**** Data to examine

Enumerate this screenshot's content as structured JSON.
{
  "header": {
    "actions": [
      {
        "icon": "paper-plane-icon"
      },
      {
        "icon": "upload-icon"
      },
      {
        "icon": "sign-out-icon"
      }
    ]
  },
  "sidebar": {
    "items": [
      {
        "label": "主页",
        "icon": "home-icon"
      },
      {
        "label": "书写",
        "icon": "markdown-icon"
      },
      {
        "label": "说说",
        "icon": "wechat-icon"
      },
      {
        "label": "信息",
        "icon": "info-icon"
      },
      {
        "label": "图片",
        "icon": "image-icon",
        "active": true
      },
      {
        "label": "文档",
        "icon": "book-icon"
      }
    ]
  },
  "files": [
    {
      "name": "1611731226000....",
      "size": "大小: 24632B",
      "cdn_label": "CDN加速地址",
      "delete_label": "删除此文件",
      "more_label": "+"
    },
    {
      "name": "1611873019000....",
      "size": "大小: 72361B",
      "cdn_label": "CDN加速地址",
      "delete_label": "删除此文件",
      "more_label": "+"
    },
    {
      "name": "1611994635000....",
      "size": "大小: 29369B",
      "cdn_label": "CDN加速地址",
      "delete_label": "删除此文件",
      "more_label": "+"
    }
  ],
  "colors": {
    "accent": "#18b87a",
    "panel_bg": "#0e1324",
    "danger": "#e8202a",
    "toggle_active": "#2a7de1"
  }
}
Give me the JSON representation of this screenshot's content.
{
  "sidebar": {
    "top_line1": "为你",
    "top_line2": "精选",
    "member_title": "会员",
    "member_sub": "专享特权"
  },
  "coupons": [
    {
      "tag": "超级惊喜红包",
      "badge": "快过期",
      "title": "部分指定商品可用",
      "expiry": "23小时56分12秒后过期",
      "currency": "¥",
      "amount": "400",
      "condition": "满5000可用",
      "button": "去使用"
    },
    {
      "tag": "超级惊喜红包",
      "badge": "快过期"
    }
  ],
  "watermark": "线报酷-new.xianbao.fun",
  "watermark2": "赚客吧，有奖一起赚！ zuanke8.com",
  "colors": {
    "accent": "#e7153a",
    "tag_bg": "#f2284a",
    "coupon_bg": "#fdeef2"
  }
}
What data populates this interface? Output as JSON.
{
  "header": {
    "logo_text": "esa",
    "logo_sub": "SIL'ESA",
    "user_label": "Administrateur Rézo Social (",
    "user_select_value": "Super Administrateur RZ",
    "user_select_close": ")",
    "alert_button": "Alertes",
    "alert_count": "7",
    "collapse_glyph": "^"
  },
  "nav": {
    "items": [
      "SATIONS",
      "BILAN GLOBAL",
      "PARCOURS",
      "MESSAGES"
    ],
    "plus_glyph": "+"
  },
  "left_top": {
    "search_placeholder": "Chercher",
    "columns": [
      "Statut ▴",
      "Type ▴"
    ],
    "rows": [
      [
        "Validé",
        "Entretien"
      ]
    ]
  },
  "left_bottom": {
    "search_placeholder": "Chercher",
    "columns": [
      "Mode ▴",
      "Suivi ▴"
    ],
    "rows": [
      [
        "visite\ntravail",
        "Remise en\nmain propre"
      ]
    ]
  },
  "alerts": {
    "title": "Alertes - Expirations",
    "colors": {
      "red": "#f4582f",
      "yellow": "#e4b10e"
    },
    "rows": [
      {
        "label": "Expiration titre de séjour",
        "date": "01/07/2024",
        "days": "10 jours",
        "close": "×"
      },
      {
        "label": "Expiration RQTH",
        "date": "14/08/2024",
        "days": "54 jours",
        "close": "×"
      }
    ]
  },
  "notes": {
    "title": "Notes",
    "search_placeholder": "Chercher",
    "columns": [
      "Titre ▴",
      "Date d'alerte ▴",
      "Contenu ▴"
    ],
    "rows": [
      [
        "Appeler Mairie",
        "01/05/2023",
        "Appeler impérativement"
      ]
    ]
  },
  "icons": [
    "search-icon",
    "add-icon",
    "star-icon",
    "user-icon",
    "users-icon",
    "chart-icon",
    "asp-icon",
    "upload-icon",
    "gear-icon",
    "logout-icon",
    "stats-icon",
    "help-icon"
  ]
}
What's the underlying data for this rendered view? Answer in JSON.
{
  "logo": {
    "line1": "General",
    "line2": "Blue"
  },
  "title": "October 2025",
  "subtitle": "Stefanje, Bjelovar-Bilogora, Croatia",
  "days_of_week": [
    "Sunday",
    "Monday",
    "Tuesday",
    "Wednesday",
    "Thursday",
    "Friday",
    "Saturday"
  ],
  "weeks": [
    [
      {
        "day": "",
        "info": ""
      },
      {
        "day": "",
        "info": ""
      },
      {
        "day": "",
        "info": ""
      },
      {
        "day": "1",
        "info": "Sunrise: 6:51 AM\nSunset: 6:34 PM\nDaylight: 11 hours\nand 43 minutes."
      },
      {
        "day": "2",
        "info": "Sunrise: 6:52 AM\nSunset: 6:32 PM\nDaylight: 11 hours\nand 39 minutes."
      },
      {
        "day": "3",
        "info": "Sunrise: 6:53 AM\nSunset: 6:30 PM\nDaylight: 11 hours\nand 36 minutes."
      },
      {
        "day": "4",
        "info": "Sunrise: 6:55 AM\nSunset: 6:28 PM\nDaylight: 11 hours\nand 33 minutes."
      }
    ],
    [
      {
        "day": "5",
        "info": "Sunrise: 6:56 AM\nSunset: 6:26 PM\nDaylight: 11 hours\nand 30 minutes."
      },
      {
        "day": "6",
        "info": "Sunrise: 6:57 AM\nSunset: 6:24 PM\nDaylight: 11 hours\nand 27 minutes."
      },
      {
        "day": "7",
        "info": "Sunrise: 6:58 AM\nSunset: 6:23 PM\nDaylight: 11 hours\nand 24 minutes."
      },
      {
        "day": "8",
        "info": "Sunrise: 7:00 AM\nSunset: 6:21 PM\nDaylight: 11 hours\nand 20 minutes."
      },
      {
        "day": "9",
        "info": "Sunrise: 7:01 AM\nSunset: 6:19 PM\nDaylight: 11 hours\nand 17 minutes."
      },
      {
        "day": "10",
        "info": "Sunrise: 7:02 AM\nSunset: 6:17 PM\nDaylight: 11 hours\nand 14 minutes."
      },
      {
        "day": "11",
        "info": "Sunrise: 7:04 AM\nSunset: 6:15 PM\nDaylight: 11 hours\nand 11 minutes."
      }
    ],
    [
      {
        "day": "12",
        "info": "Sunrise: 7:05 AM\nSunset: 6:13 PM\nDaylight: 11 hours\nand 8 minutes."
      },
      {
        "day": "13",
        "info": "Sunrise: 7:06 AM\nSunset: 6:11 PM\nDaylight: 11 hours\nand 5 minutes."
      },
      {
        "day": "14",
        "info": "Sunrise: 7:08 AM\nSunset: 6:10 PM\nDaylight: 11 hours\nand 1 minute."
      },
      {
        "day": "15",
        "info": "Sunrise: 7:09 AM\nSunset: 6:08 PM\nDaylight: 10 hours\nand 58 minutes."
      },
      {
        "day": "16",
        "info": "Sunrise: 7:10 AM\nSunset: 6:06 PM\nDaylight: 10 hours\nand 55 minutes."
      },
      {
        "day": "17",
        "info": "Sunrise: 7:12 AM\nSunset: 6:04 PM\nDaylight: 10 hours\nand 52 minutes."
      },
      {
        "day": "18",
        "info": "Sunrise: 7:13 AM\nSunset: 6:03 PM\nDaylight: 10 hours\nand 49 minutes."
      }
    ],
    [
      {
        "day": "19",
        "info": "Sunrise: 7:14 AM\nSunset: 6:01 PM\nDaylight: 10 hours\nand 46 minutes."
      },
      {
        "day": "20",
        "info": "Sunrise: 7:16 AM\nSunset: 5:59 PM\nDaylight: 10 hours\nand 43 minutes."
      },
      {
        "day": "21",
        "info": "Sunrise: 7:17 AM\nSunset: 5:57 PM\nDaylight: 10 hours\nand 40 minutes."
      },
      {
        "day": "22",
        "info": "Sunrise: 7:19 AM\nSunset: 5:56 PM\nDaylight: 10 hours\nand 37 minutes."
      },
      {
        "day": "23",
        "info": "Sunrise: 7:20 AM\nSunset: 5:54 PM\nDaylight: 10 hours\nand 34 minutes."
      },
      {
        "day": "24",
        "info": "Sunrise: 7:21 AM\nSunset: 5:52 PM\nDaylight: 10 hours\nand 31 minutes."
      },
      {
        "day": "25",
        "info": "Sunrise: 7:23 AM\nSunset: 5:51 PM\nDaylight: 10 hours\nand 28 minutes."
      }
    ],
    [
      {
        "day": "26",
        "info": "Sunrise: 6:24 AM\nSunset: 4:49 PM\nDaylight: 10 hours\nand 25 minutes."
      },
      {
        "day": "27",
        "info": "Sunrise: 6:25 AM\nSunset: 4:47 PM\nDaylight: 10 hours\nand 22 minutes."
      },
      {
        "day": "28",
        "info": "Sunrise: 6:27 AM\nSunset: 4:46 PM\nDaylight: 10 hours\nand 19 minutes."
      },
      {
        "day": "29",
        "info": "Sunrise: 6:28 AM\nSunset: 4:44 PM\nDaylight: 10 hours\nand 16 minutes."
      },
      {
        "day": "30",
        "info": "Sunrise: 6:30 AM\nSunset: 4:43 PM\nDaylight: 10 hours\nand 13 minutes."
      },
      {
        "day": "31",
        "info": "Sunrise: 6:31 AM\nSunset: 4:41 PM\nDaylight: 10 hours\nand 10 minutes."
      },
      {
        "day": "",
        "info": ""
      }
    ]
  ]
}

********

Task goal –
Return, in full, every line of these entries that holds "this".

Your response –
Enumerate this screenshot's content as structured JSON.
Give me the JSON representation of this screenshot's content.
What data populates this interface? Output as JSON.
What's the underlying data for this rendered view? Answer in JSON.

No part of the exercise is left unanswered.